# RECORDS
- - -

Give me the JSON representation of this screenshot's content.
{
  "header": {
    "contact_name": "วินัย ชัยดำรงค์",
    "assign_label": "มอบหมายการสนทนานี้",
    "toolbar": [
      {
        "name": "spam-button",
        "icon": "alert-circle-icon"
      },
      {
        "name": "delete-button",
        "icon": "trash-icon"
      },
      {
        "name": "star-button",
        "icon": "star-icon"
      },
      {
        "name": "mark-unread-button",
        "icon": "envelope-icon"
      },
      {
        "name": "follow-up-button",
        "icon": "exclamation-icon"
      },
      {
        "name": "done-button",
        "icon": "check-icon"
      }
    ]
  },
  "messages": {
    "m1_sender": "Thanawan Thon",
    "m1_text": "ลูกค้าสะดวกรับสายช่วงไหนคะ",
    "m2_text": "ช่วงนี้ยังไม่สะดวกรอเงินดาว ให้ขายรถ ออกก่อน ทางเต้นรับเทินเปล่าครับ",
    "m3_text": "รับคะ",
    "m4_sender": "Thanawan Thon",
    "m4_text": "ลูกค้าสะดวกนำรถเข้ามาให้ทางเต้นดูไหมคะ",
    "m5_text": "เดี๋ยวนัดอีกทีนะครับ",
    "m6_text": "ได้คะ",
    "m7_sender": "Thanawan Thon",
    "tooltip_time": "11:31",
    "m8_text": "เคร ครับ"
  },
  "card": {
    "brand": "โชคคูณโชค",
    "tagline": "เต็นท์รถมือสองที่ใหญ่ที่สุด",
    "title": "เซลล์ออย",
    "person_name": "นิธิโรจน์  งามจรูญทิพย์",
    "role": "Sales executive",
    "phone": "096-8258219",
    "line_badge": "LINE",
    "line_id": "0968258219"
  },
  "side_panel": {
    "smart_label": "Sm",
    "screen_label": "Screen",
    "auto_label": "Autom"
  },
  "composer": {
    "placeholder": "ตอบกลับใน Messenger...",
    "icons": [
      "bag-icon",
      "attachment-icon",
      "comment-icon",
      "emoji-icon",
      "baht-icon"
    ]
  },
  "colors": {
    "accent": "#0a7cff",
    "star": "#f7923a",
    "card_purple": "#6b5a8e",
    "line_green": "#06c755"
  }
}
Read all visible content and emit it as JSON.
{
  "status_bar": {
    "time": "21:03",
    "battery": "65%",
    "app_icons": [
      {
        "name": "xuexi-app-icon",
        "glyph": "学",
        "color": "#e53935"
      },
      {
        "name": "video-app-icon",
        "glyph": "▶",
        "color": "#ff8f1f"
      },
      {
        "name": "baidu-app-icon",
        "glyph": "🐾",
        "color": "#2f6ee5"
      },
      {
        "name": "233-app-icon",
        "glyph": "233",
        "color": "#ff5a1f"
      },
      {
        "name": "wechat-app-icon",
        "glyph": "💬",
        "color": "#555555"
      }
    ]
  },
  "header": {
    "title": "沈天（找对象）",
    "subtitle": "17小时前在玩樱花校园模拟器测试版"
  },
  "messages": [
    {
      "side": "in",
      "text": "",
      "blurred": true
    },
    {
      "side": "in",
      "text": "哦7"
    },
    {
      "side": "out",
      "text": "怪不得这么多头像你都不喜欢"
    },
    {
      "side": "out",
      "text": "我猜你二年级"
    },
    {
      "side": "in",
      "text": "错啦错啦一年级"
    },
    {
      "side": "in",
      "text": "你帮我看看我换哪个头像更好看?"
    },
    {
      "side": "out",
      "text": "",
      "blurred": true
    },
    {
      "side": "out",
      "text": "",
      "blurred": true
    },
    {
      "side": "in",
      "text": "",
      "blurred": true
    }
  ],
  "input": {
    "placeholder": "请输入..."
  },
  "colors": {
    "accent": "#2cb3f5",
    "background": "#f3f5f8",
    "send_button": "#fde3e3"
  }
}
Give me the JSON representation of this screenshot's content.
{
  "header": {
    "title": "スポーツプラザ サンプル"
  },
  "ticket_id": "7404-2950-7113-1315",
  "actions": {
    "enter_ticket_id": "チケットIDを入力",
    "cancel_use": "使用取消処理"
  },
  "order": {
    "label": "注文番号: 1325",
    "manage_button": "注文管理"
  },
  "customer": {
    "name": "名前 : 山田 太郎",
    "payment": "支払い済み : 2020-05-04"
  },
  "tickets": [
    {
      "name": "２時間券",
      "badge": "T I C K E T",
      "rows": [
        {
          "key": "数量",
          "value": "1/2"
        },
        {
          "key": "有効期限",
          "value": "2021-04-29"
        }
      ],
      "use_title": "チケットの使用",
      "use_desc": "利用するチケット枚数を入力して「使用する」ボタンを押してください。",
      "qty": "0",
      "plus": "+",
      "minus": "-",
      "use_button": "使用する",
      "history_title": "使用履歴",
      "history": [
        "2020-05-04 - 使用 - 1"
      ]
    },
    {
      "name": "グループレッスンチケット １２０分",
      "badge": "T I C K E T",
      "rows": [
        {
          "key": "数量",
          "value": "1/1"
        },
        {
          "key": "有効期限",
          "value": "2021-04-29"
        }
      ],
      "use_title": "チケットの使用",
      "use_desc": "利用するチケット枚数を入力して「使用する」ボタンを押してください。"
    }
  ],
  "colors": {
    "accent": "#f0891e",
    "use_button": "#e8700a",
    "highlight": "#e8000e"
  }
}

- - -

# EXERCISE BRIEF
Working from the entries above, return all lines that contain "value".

# SOLUTION BELOW
          "value": "1/2"
          "value": "2021-04-29"
          "value": "1/1"
          "value": "2021-04-29"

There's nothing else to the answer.